Repeat the records verbatim and leave the pictures out of your copy.
++++++++++
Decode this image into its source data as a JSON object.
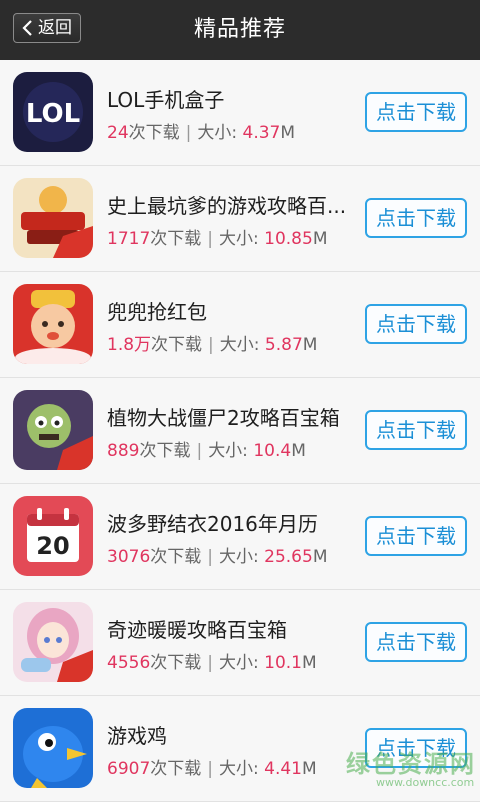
{
  "header": {
    "back_label": "返回",
    "title": "精品推荐"
  },
  "items": [
    {
      "name": "LOL手机盒子",
      "downloads": "24",
      "downloads_suffix": "次下载",
      "size_label": "大小:",
      "size_value": "4.37",
      "size_unit": "M",
      "button": "点击下载",
      "icon": "lol-box-icon"
    },
    {
      "name": "史上最坑爹的游戏攻略百...",
      "downloads": "1717",
      "downloads_suffix": "次下载",
      "size_label": "大小:",
      "size_value": "10.85",
      "size_unit": "M",
      "button": "点击下载",
      "icon": "game-guide-icon"
    },
    {
      "name": "兜兜抢红包",
      "downloads": "1.8万",
      "downloads_suffix": "次下载",
      "size_label": "大小:",
      "size_value": "5.87",
      "size_unit": "M",
      "button": "点击下载",
      "icon": "red-envelope-icon"
    },
    {
      "name": "植物大战僵尸2攻略百宝箱",
      "downloads": "889",
      "downloads_suffix": "次下载",
      "size_label": "大小:",
      "size_value": "10.4",
      "size_unit": "M",
      "button": "点击下载",
      "icon": "zombie-icon"
    },
    {
      "name": "波多野结衣2016年月历",
      "downloads": "3076",
      "downloads_suffix": "次下载",
      "size_label": "大小:",
      "size_value": "25.65",
      "size_unit": "M",
      "button": "点击下载",
      "icon": "calendar-icon"
    },
    {
      "name": "奇迹暖暖攻略百宝箱",
      "downloads": "4556",
      "downloads_suffix": "次下载",
      "size_label": "大小:",
      "size_value": "10.1",
      "size_unit": "M",
      "button": "点击下载",
      "icon": "anime-girl-icon"
    },
    {
      "name": "游戏鸡",
      "downloads": "6907",
      "downloads_suffix": "次下载",
      "size_label": "大小:",
      "size_value": "4.41",
      "size_unit": "M",
      "button": "点击下载",
      "icon": "blue-bird-icon"
    }
  ],
  "watermark": {
    "text": "绿色资源网",
    "url": "www.downcc.com"
  }
}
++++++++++
[WORKED SOLUTION]:
Decode this image into its source data as a JSON object.
{
  "header": {
    "back_label": "返回",
    "title": "精品推荐"
  },
  "items": [
    {
      "name": "LOL手机盒子",
      "downloads": "24",
      "downloads_suffix": "次下载",
      "size_label": "大小:",
      "size_value": "4.37",
      "size_unit": "M",
      "button": "点击下载",
      "icon": "lol-box-icon"
    },
    {
      "name": "史上最坑爹的游戏攻略百...",
      "downloads": "1717",
      "downloads_suffix": "次下载",
      "size_label": "大小:",
      "size_value": "10.85",
      "size_unit": "M",
      "button": "点击下载",
      "icon": "game-guide-icon"
    },
    {
      "name": "兜兜抢红包",
      "downloads": "1.8万",
      "downloads_suffix": "次下载",
      "size_label": "大小:",
      "size_value": "5.87",
      "size_unit": "M",
      "button": "点击下载",
      "icon": "red-envelope-icon"
    },
    {
      "name": "植物大战僵尸2攻略百宝箱",
      "downloads": "889",
      "downloads_suffix": "次下载",
      "size_label": "大小:",
      "size_value": "10.4",
      "size_unit": "M",
      "button": "点击下载",
      "icon": "zombie-icon"
    },
    {
      "name": "波多野结衣2016年月历",
      "downloads": "3076",
      "downloads_suffix": "次下载",
      "size_label": "大小:",
      "size_value": "25.65",
      "size_unit": "M",
      "button": "点击下载",
      "icon": "calendar-icon"
    },
    {
      "name": "奇迹暖暖攻略百宝箱",
      "downloads": "4556",
      "downloads_suffix": "次下载",
      "size_label": "大小:",
      "size_value": "10.1",
      "size_unit": "M",
      "button": "点击下载",
      "icon": "anime-girl-icon"
    },
    {
      "name": "游戏鸡",
      "downloads": "6907",
      "downloads_suffix": "次下载",
      "size_label": "大小:",
      "size_value": "4.41",
      "size_unit": "M",
      "button": "点击下载",
      "icon": "blue-bird-icon"
    }
  ],
  "watermark": {
    "text": "绿色资源网",
    "url": "www.downcc.com"
  }
}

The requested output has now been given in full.